Wednesday, March 07, 2018

Reflections on gender themes

Recently a new prize called The Staunch was created for thrillers and mysteries that do not feature violence against women. It was conceived with the best of intentions by author and screenwriter Bridget Lawless, who was disgusted with the excessive use of graphic violence against women for entertainment or titillation. However, its overly broad guidelines and its choice to look away rather than to confront the very real problems that women face have produced strong reaction among serious, socially-conscious male and female crime writers alike, among them Val McDermid.

Is there an over-reliance on female rape/ murder tropes among crime writers? Is it limited to a certain kind of graphic thriller or is the theme common throughout the genre? Is it more prevalent on TV and screen than in books? Co-incidentally, and before #MeToo, #TimesUp and the launch of this prize, my daughter, actor/ playwright/ producer Dana Fradkin, conceived of and co-wrote a short film titled The Case of the Massey Bodice Ripping, which addresses this very issue, using comedy as a way to explore the tired trope of rape as a story driver and motivator.
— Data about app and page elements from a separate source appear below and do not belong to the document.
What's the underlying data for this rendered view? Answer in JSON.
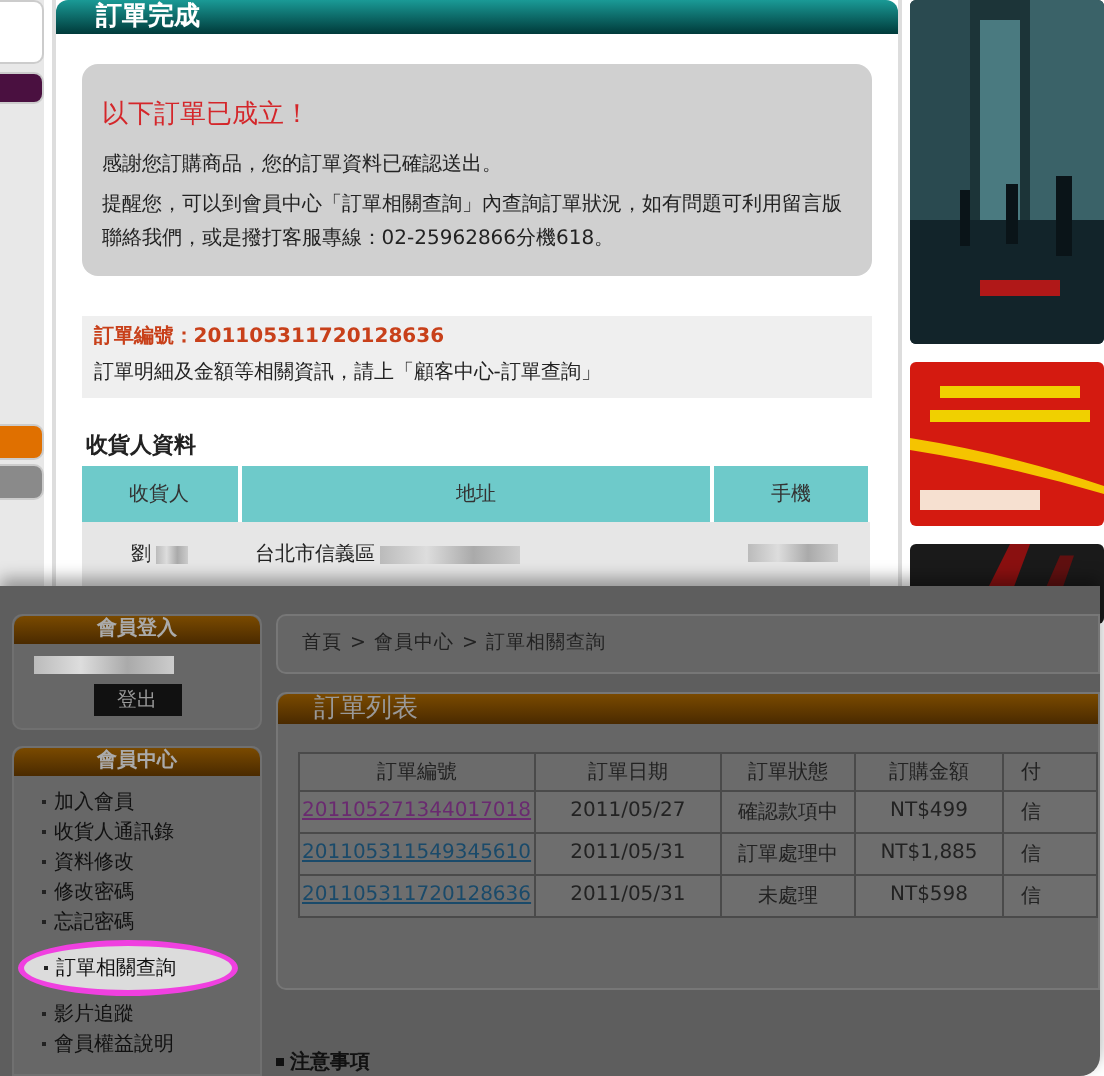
{
  "order_complete": {
    "title": "訂單完成",
    "notice": {
      "heading": "以下訂單已成立！",
      "lines": [
        "感謝您訂購商品，您的訂單資料已確認送出。",
        "提醒您，可以到會員中心「訂單相關查詢」內查詢訂單狀況，如有問題可利用留言版聯絡我們，或是撥打客服專線：02-25962866分機618。"
      ]
    },
    "order_info": {
      "number_label": "訂單編號：",
      "number": "201105311720128636",
      "note": "訂單明細及金額等相關資訊，請上「顧客中心-訂單查詢」"
    },
    "consignee": {
      "title": "收貨人資料",
      "columns": [
        "收貨人",
        "地址",
        "手機"
      ],
      "row": {
        "name": "劉",
        "address": "台北市信義區"
      }
    }
  },
  "side_tabs": [
    {
      "color": "#ffffff"
    },
    {
      "color": "#4a1040"
    },
    {
      "color": "#e07000"
    },
    {
      "color": "#8a8a8a"
    }
  ],
  "posters": [
    {
      "kind": "picture"
    },
    {
      "kind": "picture"
    },
    {
      "kind": "picture"
    }
  ],
  "member_sidebar": {
    "login": {
      "title": "會員登入",
      "logout_button": "登出"
    },
    "member_center": {
      "title": "會員中心",
      "items": [
        {
          "label": "加入會員",
          "selected": false
        },
        {
          "label": "收貨人通訊錄",
          "selected": false
        },
        {
          "label": "資料修改",
          "selected": false
        },
        {
          "label": "修改密碼",
          "selected": false
        },
        {
          "label": "忘記密碼",
          "selected": false
        },
        {
          "label": "訂單相關查詢",
          "selected": true
        },
        {
          "label": "影片追蹤",
          "selected": false
        },
        {
          "label": "會員權益說明",
          "selected": false
        }
      ]
    }
  },
  "breadcrumb": [
    "首頁",
    "會員中心",
    "訂單相關查詢"
  ],
  "breadcrumb_separator": ">",
  "order_list": {
    "title": "訂單列表",
    "columns": [
      "訂單編號",
      "訂單日期",
      "訂單狀態",
      "訂購金額",
      "付"
    ],
    "rows": [
      {
        "number": "201105271344017018",
        "visited": true,
        "date": "2011/05/27",
        "status": "確認款項中",
        "amount": "NT$499",
        "column_5": "信"
      },
      {
        "number": "201105311549345610",
        "visited": false,
        "date": "2011/05/31",
        "status": "訂單處理中",
        "amount": "NT$1,885",
        "column_5": "信"
      },
      {
        "number": "201105311720128636",
        "visited": false,
        "date": "2011/05/31",
        "status": "未處理",
        "amount": "NT$598",
        "column_5": "信"
      }
    ]
  },
  "notes": {
    "title": "注意事項"
  }
}
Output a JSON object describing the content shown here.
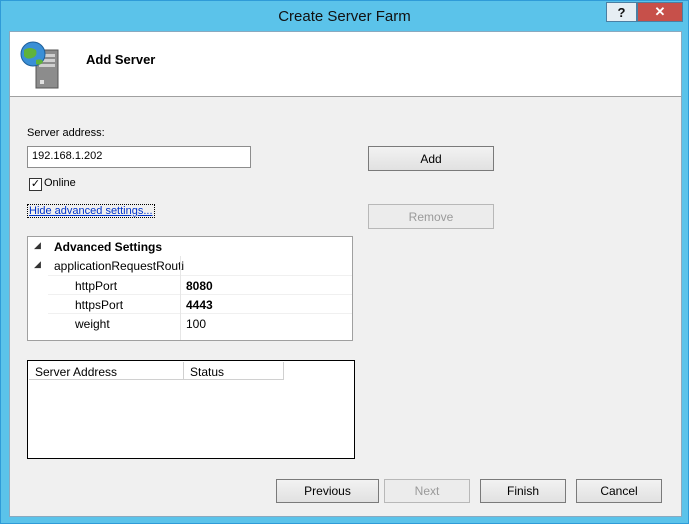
{
  "window": {
    "title": "Create Server Farm",
    "help_label": "?",
    "close_label": "✕"
  },
  "header": {
    "title": "Add Server",
    "icon": "server-globe-icon"
  },
  "form": {
    "server_address_label": "Server address:",
    "server_address_value": "192.168.1.202",
    "online_label": "Online",
    "online_checked": true,
    "advanced_link": "Hide advanced settings...",
    "add_label": "Add",
    "remove_label": "Remove"
  },
  "advanced": {
    "header": "Advanced Settings",
    "group": "applicationRequestRouti",
    "properties": [
      {
        "name": "httpPort",
        "value": "8080",
        "bold": true
      },
      {
        "name": "httpsPort",
        "value": "4443",
        "bold": true
      },
      {
        "name": "weight",
        "value": "100",
        "bold": false
      }
    ]
  },
  "servers": {
    "columns": [
      "Server Address",
      "Status"
    ],
    "rows": []
  },
  "footer": {
    "previous": "Previous",
    "next": "Next",
    "finish": "Finish",
    "cancel": "Cancel"
  }
}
It's still in post-production, but should been on the festival circuit soon. Like many independent projects, its funding is largely through their indiegogo campaign, where more details are available.

 I rarely read or watch stories that feature "rape porn" unless they are powerfully written and have something new and important to say (I feel the same way about excessively violent fights and slaughters of men as well), so it's difficult for me to say whether there is an overabundance of them. However, the controversy around this prize got me thinking about my own views and my own work. There are all kinds of prizes for all kinds of works, and people are entitled to create any prize they want, but if the intent of the prize is to protest how violence against women is handled in creative work, I agree with the naysayers. Perhaps more than any other genre, crime writers explore and lay bare the moral wrongs, social inequities and human struggles of their society. Violence against women is a very real issue that deserves to be looked at head-on, rather than pretending that the problems faced by 50% of the population don't exist.

That said, I began to wonder about my own work. I now have sixteen novels under my belt, so I took stock. Much of our writing is determined by our subconscious preoccupations, and over time, we see the same themes surfacing in book after book by authors. I wondered what my subconscious had to say. How did I portray mothers? Fathers? What motives and themes predominated?

As it turns out, I have never used violence against women as the primary theme or story driver, although it's been a secondary theme in a couple of them, and I have not had a single rape. I've had several books that looked at childhood scars and child abuse, both physical and sexual, but since I'm a child psychologist, that's part of my my canvas. A quick and dirty head count of my books revealed that I had eight male killers, five female, and three where both a men and a woman were implicated. I had ten male victims, three female, and three where both sexes died.

Of all the themes explored in my books, from PTSD to child abuse to love gone awry, the theme of family – misunderstandings and jealousies, revenge and betrayal, old secrets, and protection of family– often lurks at the root. It appears I kill more men than women, and that men are more often the perpetrators. But women take centre stage as agents of violence as well, more often than as victims. "Evil" is rarely evil in my books, but rather a desperate, ill-advised choice at the end of a long, sometimes righteous, struggle. Perhaps it's time I used the powerful but damaged women I seem to create to shine a spotlight on gender-based violence. Who knows?

I'm curious to know whether other writers have done this kind of autopsy on their body of work (mine was admittedly superficial), and detected recurring themes that speak to the issues that fascinate them. I'd love to hear comments on this.


Vicki Delany said...

I haven't thought about my own books, but I now will. I have said before that I am opposed to the idea of this prize for several reasons. Yes, gratuitous violence against women is often used for the titillation factor, but this prize is aiming too broadly. The victim is often the central character in a book. It's as the detectives try to solve the crime or the people who are affected react, that we learn about the complexities of the victim. And maybe she has a story we should hear. Plus, it's sorta reducing the suspense factor. We will know because this book won this prize that no female character is going to be harmed.

Melodie Campbell said...

Violence in my novels is 50/50, I've just realized. No rape. No torture. I'm actually in favour of this new award, for selfish reasons. I don't want to read any more novels in which women are abused. It's not that they can't be good novels. It's just that I've read enough. So I'm looking for that shortlist of novels this award will produce, so I have a good reading list.